Bamse’s owner was a sea captain. During World War 2, Bamse and his owner were enlisted in the Royal Norwegian Navy in 1940, where Bamse was made an official crew member. While aboard the ship, Bamse was instrumental in boosting morale among the crew and earning the respect of the locals.
The crew constructed a customized metal helmet that he wore while standing atop the boat’s forward gun tower in combat. By throwing the attacker into the water and pulling the unconscious sailor ashore, the hero saved the life of a young lieutenant commander who had been threatened by an attacker holding an actual knife.
While in Scotland, one of Bamse’s primary responsibilities was to ensure that every one of the ship’s crew was returned to the ship on time for duty or curfew. He could go alone using the local bus system, thanks to the crew’s purchase of an associated bus pass. As Bamse walked along Broughty Ferry Road, he would get on the next bus to Dundee. At the bus stop near his crew’s favorite bar, he would go in and bring them back from there. He’d return to base if he couldn’t find his pals, which he did eventually.
You have probably watched the animated film Balto based on a real-life tale of a dog by this name. If you haven’t yet, be sure to check it out. Musher and breeder Leonhard Seppala had a Siberian Husky named Balto to lead his team of dogs on lengthy journeys. It is said that Gunnar Kaasen drove him and his sled dogs on the last leg of the 1925 serum run from Anchorage to Nenana, Alaska, by rail and to Nome by dog sled to battle an epidemic of the diphtheria antitoxin.
Balto died when he was 14 in the Cleveland Zoo. He was put on display at the Cleveland Museum of Natural History after his death, where he remains to this day.
I’m a writer, an artist, and a teacher.

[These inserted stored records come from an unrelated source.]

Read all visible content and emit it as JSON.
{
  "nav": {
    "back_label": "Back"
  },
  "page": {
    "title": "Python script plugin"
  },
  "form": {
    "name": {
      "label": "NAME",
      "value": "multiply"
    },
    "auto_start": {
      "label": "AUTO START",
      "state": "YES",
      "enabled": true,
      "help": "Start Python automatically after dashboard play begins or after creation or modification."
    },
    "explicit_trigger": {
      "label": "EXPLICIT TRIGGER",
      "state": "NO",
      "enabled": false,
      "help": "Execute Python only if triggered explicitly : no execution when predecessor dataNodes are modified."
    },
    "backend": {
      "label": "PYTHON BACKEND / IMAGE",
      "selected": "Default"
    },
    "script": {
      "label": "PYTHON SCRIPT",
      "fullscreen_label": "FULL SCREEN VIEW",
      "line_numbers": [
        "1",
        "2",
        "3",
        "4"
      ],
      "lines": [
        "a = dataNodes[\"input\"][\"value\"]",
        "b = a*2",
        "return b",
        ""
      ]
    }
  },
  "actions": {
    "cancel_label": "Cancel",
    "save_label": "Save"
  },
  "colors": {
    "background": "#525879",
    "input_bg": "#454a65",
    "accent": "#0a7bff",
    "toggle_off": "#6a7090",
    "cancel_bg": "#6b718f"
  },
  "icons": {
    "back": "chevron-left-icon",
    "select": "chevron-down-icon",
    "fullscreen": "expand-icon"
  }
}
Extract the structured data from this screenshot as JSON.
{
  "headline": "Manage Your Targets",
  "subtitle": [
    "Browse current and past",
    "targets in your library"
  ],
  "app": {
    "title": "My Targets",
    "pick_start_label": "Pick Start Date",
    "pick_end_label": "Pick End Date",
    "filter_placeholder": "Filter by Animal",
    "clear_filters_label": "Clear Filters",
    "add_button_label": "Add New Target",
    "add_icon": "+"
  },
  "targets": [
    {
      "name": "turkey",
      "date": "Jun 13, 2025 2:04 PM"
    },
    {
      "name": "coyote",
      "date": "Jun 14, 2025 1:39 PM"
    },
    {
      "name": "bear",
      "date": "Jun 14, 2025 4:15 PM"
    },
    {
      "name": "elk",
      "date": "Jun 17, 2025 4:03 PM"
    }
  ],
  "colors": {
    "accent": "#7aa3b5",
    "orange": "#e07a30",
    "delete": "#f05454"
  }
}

I enjoy English literature. In my spare time, I indulge in reading books, or in painting my thoughts on a canvas.